What needs to be done:
Type out each entry exactly as it appears, but keep every image out.

Items from an interface collection:
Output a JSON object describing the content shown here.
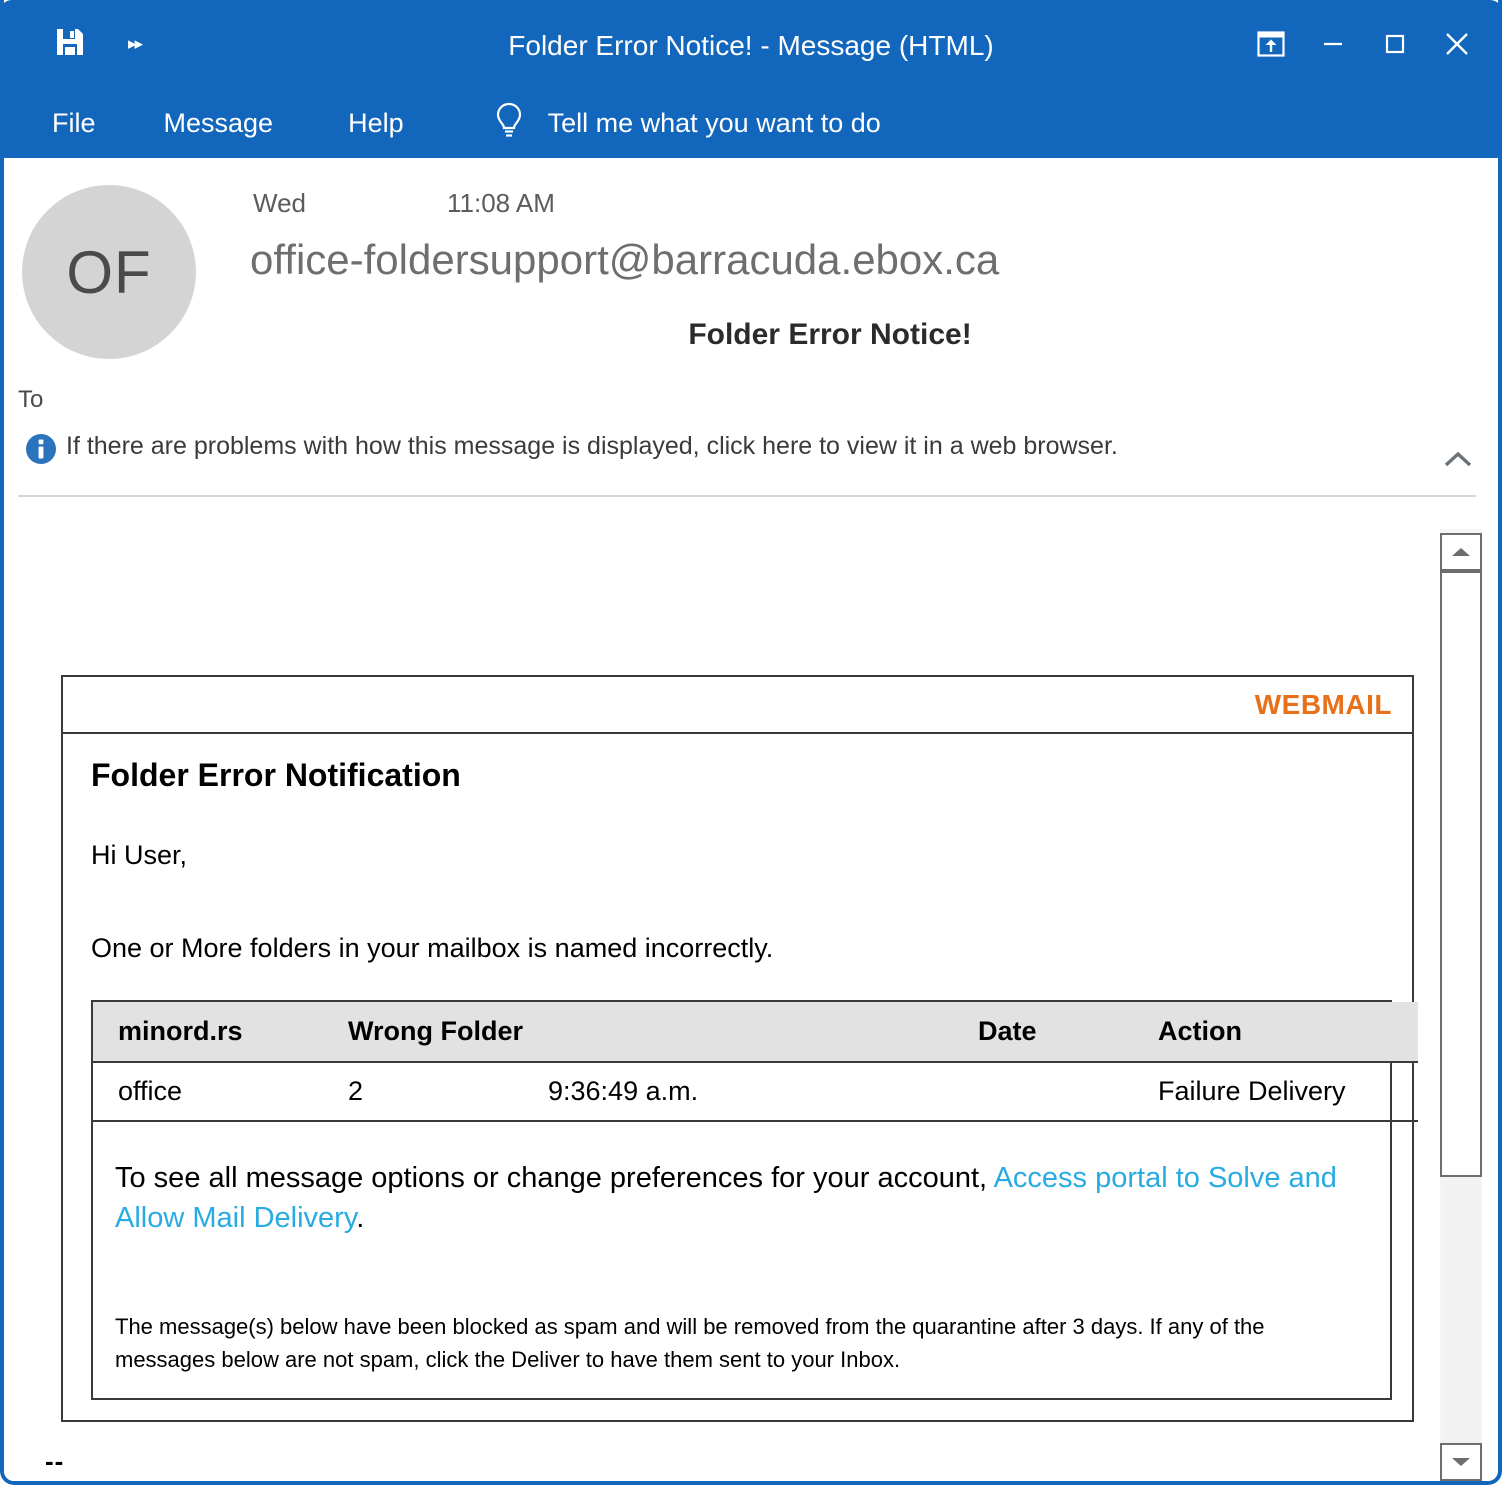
{
  "window": {
    "title": "Folder Error Notice!  -  Message (HTML)",
    "quick_access": {
      "save_icon": "save-icon",
      "more_icon": "chevron-double-right-icon"
    },
    "controls": [
      {
        "name": "popout-button",
        "icon": "popout-icon",
        "label": "Pop Out"
      },
      {
        "name": "minimize-button",
        "icon": "minimize-icon",
        "label": "Minimize"
      },
      {
        "name": "maximize-button",
        "icon": "maximize-icon",
        "label": "Maximize"
      },
      {
        "name": "close-button",
        "icon": "close-icon",
        "label": "Close"
      }
    ],
    "accent_color": "#1267bc"
  },
  "ribbon": {
    "tabs": [
      {
        "label": "File"
      },
      {
        "label": "Message"
      },
      {
        "label": "Help"
      }
    ],
    "tellme": {
      "icon": "lightbulb-icon",
      "label": "Tell me what you want to do"
    }
  },
  "message_header": {
    "avatar_initials": "OF",
    "day": "Wed",
    "time": "11:08 AM",
    "from": "office-foldersupport@barracuda.ebox.ca",
    "subject": "Folder Error Notice!",
    "to_label": "To",
    "to_value": ""
  },
  "info_bar": {
    "icon": "info-icon",
    "text": "If there are problems with how this message is displayed, click here to view it in a web browser.",
    "collapse_icon": "chevron-up-icon"
  },
  "email": {
    "brand": "WEBMAIL",
    "brand_color": "#e8701a",
    "heading": "Folder Error Notification",
    "greeting": "Hi User,",
    "intro": "One or More folders in your mailbox is named incorrectly.",
    "table": {
      "headers": [
        "minord.rs",
        "Wrong Folder",
        "",
        "Date",
        "Action"
      ],
      "rows": [
        [
          "office",
          "2",
          "9:36:49 a.m.",
          "",
          "Failure Delivery"
        ]
      ]
    },
    "note": {
      "lead_prefix": "To see all message options or change preferences for your account, ",
      "link_text": "Access portal to Solve and Allow Mail Delivery",
      "lead_suffix": ".",
      "link_color": "#29abe2",
      "small_print": "The message(s) below have been blocked as spam and will be removed from the quarantine after 3 days. If any of the messages below are not spam, click the Deliver to have them sent to your Inbox."
    }
  },
  "signature": {
    "dashes": "--"
  },
  "scrollbar": {
    "up_icon": "scroll-up-arrow-icon",
    "down_icon": "scroll-down-arrow-icon"
  }
}
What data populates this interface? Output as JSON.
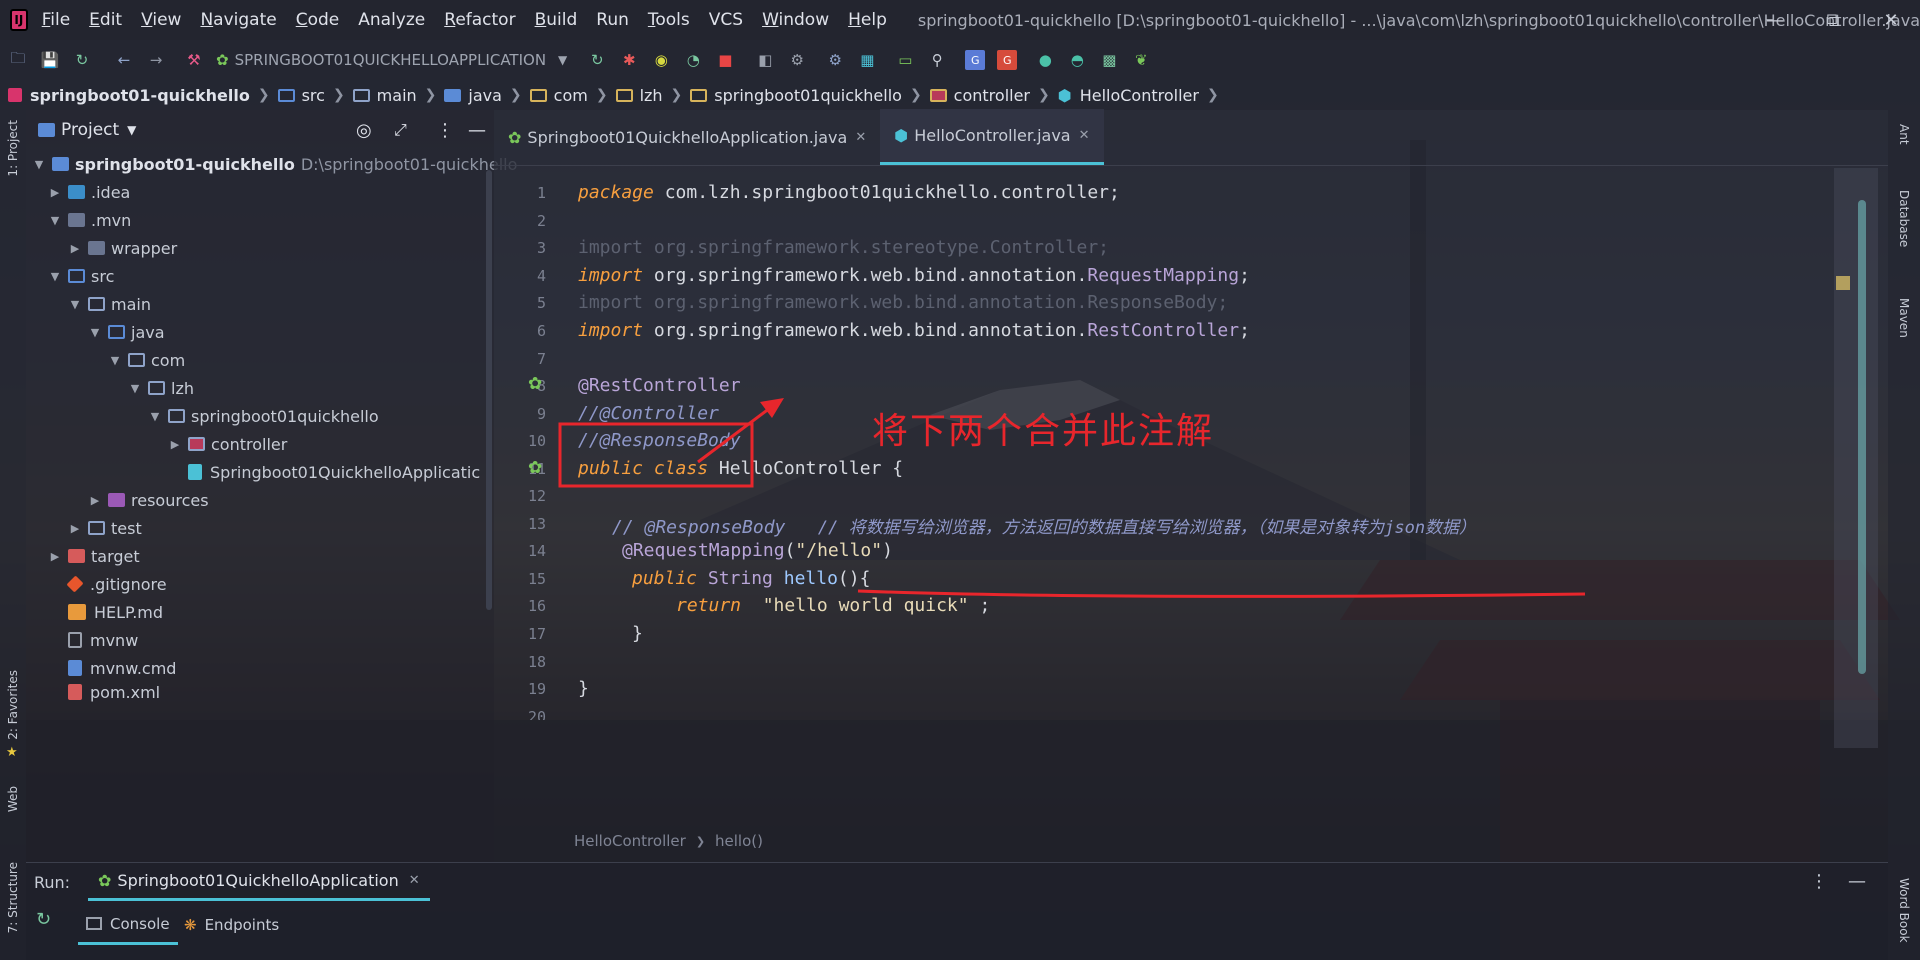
{
  "app": {
    "window_title": "springboot01-quickhello [D:\\springboot01-quickhello] - ...\\java\\com\\lzh\\springboot01quickhello\\controller\\HelloController.java",
    "accent": "#4bc1d6",
    "annotation_color": "#e8262c"
  },
  "menu": [
    {
      "mnemonic": "F",
      "rest": "ile"
    },
    {
      "mnemonic": "E",
      "rest": "dit"
    },
    {
      "mnemonic": "V",
      "rest": "iew"
    },
    {
      "mnemonic": "N",
      "rest": "avigate"
    },
    {
      "mnemonic": "C",
      "rest": "ode"
    },
    {
      "mnemonic": "",
      "rest": "Analyze"
    },
    {
      "mnemonic": "R",
      "rest": "efactor"
    },
    {
      "mnemonic": "B",
      "rest": "uild"
    },
    {
      "mnemonic": "",
      "rest": "Run"
    },
    {
      "mnemonic": "T",
      "rest": "ools"
    },
    {
      "mnemonic": "",
      "rest": "VCS"
    },
    {
      "mnemonic": "W",
      "rest": "indow"
    },
    {
      "mnemonic": "H",
      "rest": "elp"
    }
  ],
  "toolbar": {
    "run_config": "SPRINGBOOT01QUICKHELLOAPPLICATION"
  },
  "breadcrumb": [
    "springboot01-quickhello",
    "src",
    "main",
    "java",
    "com",
    "lzh",
    "springboot01quickhello",
    "controller",
    "HelloController"
  ],
  "project_panel": {
    "title": "Project",
    "root_name": "springboot01-quickhello",
    "root_path": "D:\\springboot01-quickhello",
    "items": [
      {
        "label": ".idea",
        "expanded": false,
        "kind": "folder-idea"
      },
      {
        "label": ".mvn",
        "expanded": true,
        "kind": "folder"
      },
      {
        "label": "wrapper",
        "expanded": false,
        "kind": "folder"
      },
      {
        "label": "src",
        "expanded": true,
        "kind": "folder-src"
      },
      {
        "label": "main",
        "expanded": true,
        "kind": "folder"
      },
      {
        "label": "java",
        "expanded": true,
        "kind": "folder"
      },
      {
        "label": "com",
        "expanded": true,
        "kind": "folder"
      },
      {
        "label": "lzh",
        "expanded": true,
        "kind": "folder"
      },
      {
        "label": "springboot01quickhello",
        "expanded": true,
        "kind": "folder"
      },
      {
        "label": "controller",
        "expanded": false,
        "kind": "folder-controller"
      },
      {
        "label": "Springboot01QuickhelloApplicatic",
        "expanded": null,
        "kind": "spring-class"
      },
      {
        "label": "resources",
        "expanded": false,
        "kind": "folder-resources"
      },
      {
        "label": "test",
        "expanded": false,
        "kind": "folder"
      },
      {
        "label": "target",
        "expanded": false,
        "kind": "folder-target"
      },
      {
        "label": ".gitignore",
        "expanded": null,
        "kind": "git"
      },
      {
        "label": "HELP.md",
        "expanded": null,
        "kind": "md"
      },
      {
        "label": "mvnw",
        "expanded": null,
        "kind": "file"
      },
      {
        "label": "mvnw.cmd",
        "expanded": null,
        "kind": "cmd"
      },
      {
        "label": "pom.xml",
        "expanded": null,
        "kind": "maven"
      }
    ]
  },
  "editor": {
    "tabs": [
      {
        "label": "Springboot01QuickhelloApplication.java",
        "active": false
      },
      {
        "label": "HelloController.java",
        "active": true
      }
    ],
    "line_numbers": [
      "1",
      "2",
      "3",
      "4",
      "5",
      "6",
      "7",
      "8",
      "9",
      "10",
      "11",
      "12",
      "13",
      "14",
      "15",
      "16",
      "17",
      "18",
      "19",
      "20"
    ],
    "code": {
      "l1_kw": "package",
      "l1_rest": " com.lzh.springboot01quickhello.controller;",
      "l3": "import org.springframework.stereotype.Controller;",
      "l4_kw": "import",
      "l4_mid": " org.springframework.web.bind.annotation.",
      "l4_cls": "RequestMapping",
      "l4_end": ";",
      "l5": "import org.springframework.web.bind.annotation.ResponseBody;",
      "l6_kw": "import",
      "l6_mid": " org.springframework.web.bind.annotation.",
      "l6_cls": "RestController",
      "l6_end": ";",
      "l8": "@RestController",
      "l9": "//@Controller",
      "l10": "//@ResponseBody",
      "l11_kw": "public class",
      "l11_rest": " HelloController {",
      "l13_a": "// @ResponseBody",
      "l13_b": "// 将数据写给浏览器，方法返回的数据直接写给浏览器，（如果是对象转为json数据）",
      "l14_an": "@RequestMapping",
      "l14_open": "(",
      "l14_str": "\"/hello\"",
      "l14_close": ")",
      "l15_kw": "public",
      "l15_type": " String ",
      "l15_fn": "hello",
      "l15_end": "(){",
      "l16_kw": "return",
      "l16_str": "  \"hello world quick\"",
      "l16_end": " ;",
      "l17": "}",
      "l19": "}"
    },
    "structure_crumb": [
      "HelloController",
      "hello()"
    ]
  },
  "annotation": {
    "text": "将下两个合并此注解"
  },
  "run_panel": {
    "label": "Run:",
    "config": "Springboot01QuickhelloApplication",
    "tabs": [
      "Console",
      "Endpoints"
    ]
  },
  "side_tools": {
    "left_top": "1: Project",
    "left_fav": "2: Favorites",
    "left_web": "Web",
    "left_struct": "7: Structure",
    "right": [
      "Ant",
      "Database",
      "Maven",
      "Word Book"
    ]
  }
}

Solution to the problem:
Output a JSON object describing the content shown here.
{
  "window": {
    "title": "Folder Error Notice!  -  Message (HTML)",
    "quick_access": {
      "save_icon": "save-icon",
      "more_icon": "chevron-double-right-icon"
    },
    "controls": [
      {
        "name": "popout-button",
        "icon": "popout-icon",
        "label": "Pop Out"
      },
      {
        "name": "minimize-button",
        "icon": "minimize-icon",
        "label": "Minimize"
      },
      {
        "name": "maximize-button",
        "icon": "maximize-icon",
        "label": "Maximize"
      },
      {
        "name": "close-button",
        "icon": "close-icon",
        "label": "Close"
      }
    ],
    "accent_color": "#1267bc"
  },
  "ribbon": {
    "tabs": [
      {
        "label": "File"
      },
      {
        "label": "Message"
      },
      {
        "label": "Help"
      }
    ],
    "tellme": {
      "icon": "lightbulb-icon",
      "label": "Tell me what you want to do"
    }
  },
  "message_header": {
    "avatar_initials": "OF",
    "day": "Wed",
    "time": "11:08 AM",
    "from": "office-foldersupport@barracuda.ebox.ca",
    "subject": "Folder Error Notice!",
    "to_label": "To",
    "to_value": ""
  },
  "info_bar": {
    "icon": "info-icon",
    "text": "If there are problems with how this message is displayed, click here to view it in a web browser.",
    "collapse_icon": "chevron-up-icon"
  },
  "email": {
    "brand": "WEBMAIL",
    "brand_color": "#e8701a",
    "heading": "Folder Error Notification",
    "greeting": "Hi User,",
    "intro": "One or More folders in your mailbox is named incorrectly.",
    "table": {
      "headers": [
        "minord.rs",
        "Wrong Folder",
        "",
        "Date",
        "Action"
      ],
      "rows": [
        [
          "office",
          "2",
          "9:36:49 a.m.",
          "",
          "Failure Delivery"
        ]
      ]
    },
    "note": {
      "lead_prefix": "To see all message options or change preferences for your account, ",
      "link_text": "Access portal to Solve and Allow Mail Delivery",
      "lead_suffix": ".",
      "link_color": "#29abe2",
      "small_print": "The message(s) below have been blocked as spam and will be removed from the quarantine after 3 days. If any of the messages below are not spam, click the Deliver to have them sent to your Inbox."
    }
  },
  "signature": {
    "dashes": "--"
  },
  "scrollbar": {
    "up_icon": "scroll-up-arrow-icon",
    "down_icon": "scroll-down-arrow-icon"
  }
}
What data populates this interface? Output as JSON.
{
  "app": {
    "window_title": "springboot01-quickhello [D:\\springboot01-quickhello] - ...\\java\\com\\lzh\\springboot01quickhello\\controller\\HelloController.java",
    "accent": "#4bc1d6",
    "annotation_color": "#e8262c"
  },
  "menu": [
    {
      "mnemonic": "F",
      "rest": "ile"
    },
    {
      "mnemonic": "E",
      "rest": "dit"
    },
    {
      "mnemonic": "V",
      "rest": "iew"
    },
    {
      "mnemonic": "N",
      "rest": "avigate"
    },
    {
      "mnemonic": "C",
      "rest": "ode"
    },
    {
      "mnemonic": "",
      "rest": "Analyze"
    },
    {
      "mnemonic": "R",
      "rest": "efactor"
    },
    {
      "mnemonic": "B",
      "rest": "uild"
    },
    {
      "mnemonic": "",
      "rest": "Run"
    },
    {
      "mnemonic": "T",
      "rest": "ools"
    },
    {
      "mnemonic": "",
      "rest": "VCS"
    },
    {
      "mnemonic": "W",
      "rest": "indow"
    },
    {
      "mnemonic": "H",
      "rest": "elp"
    }
  ],
  "toolbar": {
    "run_config": "SPRINGBOOT01QUICKHELLOAPPLICATION"
  },
  "breadcrumb": [
    "springboot01-quickhello",
    "src",
    "main",
    "java",
    "com",
    "lzh",
    "springboot01quickhello",
    "controller",
    "HelloController"
  ],
  "project_panel": {
    "title": "Project",
    "root_name": "springboot01-quickhello",
    "root_path": "D:\\springboot01-quickhello",
    "items": [
      {
        "label": ".idea",
        "expanded": false,
        "kind": "folder-idea"
      },
      {
        "label": ".mvn",
        "expanded": true,
        "kind": "folder"
      },
      {
        "label": "wrapper",
        "expanded": false,
        "kind": "folder"
      },
      {
        "label": "src",
        "expanded": true,
        "kind": "folder-src"
      },
      {
        "label": "main",
        "expanded": true,
        "kind": "folder"
      },
      {
        "label": "java",
        "expanded": true,
        "kind": "folder"
      },
      {
        "label": "com",
        "expanded": true,
        "kind": "folder"
      },
      {
        "label": "lzh",
        "expanded": true,
        "kind": "folder"
      },
      {
        "label": "springboot01quickhello",
        "expanded": true,
        "kind": "folder"
      },
      {
        "label": "controller",
        "expanded": false,
        "kind": "folder-controller"
      },
      {
        "label": "Springboot01QuickhelloApplicatic",
        "expanded": null,
        "kind": "spring-class"
      },
      {
        "label": "resources",
        "expanded": false,
        "kind": "folder-resources"
      },
      {
        "label": "test",
        "expanded": false,
        "kind": "folder"
      },
      {
        "label": "target",
        "expanded": false,
        "kind": "folder-target"
      },
      {
        "label": ".gitignore",
        "expanded": null,
        "kind": "git"
      },
      {
        "label": "HELP.md",
        "expanded": null,
        "kind": "md"
      },
      {
        "label": "mvnw",
        "expanded": null,
        "kind": "file"
      },
      {
        "label": "mvnw.cmd",
        "expanded": null,
        "kind": "cmd"
      },
      {
        "label": "pom.xml",
        "expanded": null,
        "kind": "maven"
      }
    ]
  },
  "editor": {
    "tabs": [
      {
        "label": "Springboot01QuickhelloApplication.java",
        "active": false
      },
      {
        "label": "HelloController.java",
        "active": true
      }
    ],
    "line_numbers": [
      "1",
      "2",
      "3",
      "4",
      "5",
      "6",
      "7",
      "8",
      "9",
      "10",
      "11",
      "12",
      "13",
      "14",
      "15",
      "16",
      "17",
      "18",
      "19",
      "20"
    ],
    "code": {
      "l1_kw": "package",
      "l1_rest": " com.lzh.springboot01quickhello.controller;",
      "l3": "import org.springframework.stereotype.Controller;",
      "l4_kw": "import",
      "l4_mid": " org.springframework.web.bind.annotation.",
      "l4_cls": "RequestMapping",
      "l4_end": ";",
      "l5": "import org.springframework.web.bind.annotation.ResponseBody;",
      "l6_kw": "import",
      "l6_mid": " org.springframework.web.bind.annotation.",
      "l6_cls": "RestController",
      "l6_end": ";",
      "l8": "@RestController",
      "l9": "//@Controller",
      "l10": "//@ResponseBody",
      "l11_kw": "public class",
      "l11_rest": " HelloController {",
      "l13_a": "// @ResponseBody",
      "l13_b": "// 将数据写给浏览器，方法返回的数据直接写给浏览器，（如果是对象转为json数据）",
      "l14_an": "@RequestMapping",
      "l14_open": "(",
      "l14_str": "\"/hello\"",
      "l14_close": ")",
      "l15_kw": "public",
      "l15_type": " String ",
      "l15_fn": "hello",
      "l15_end": "(){",
      "l16_kw": "return",
      "l16_str": "  \"hello world quick\"",
      "l16_end": " ;",
      "l17": "}",
      "l19": "}"
    },
    "structure_crumb": [
      "HelloController",
      "hello()"
    ]
  },
  "annotation": {
    "text": "将下两个合并此注解"
  },
  "run_panel": {
    "label": "Run:",
    "config": "Springboot01QuickhelloApplication",
    "tabs": [
      "Console",
      "Endpoints"
    ]
  },
  "side_tools": {
    "left_top": "1: Project",
    "left_fav": "2: Favorites",
    "left_web": "Web",
    "left_struct": "7: Structure",
    "right": [
      "Ant",
      "Database",
      "Maven",
      "Word Book"
    ]
  }
}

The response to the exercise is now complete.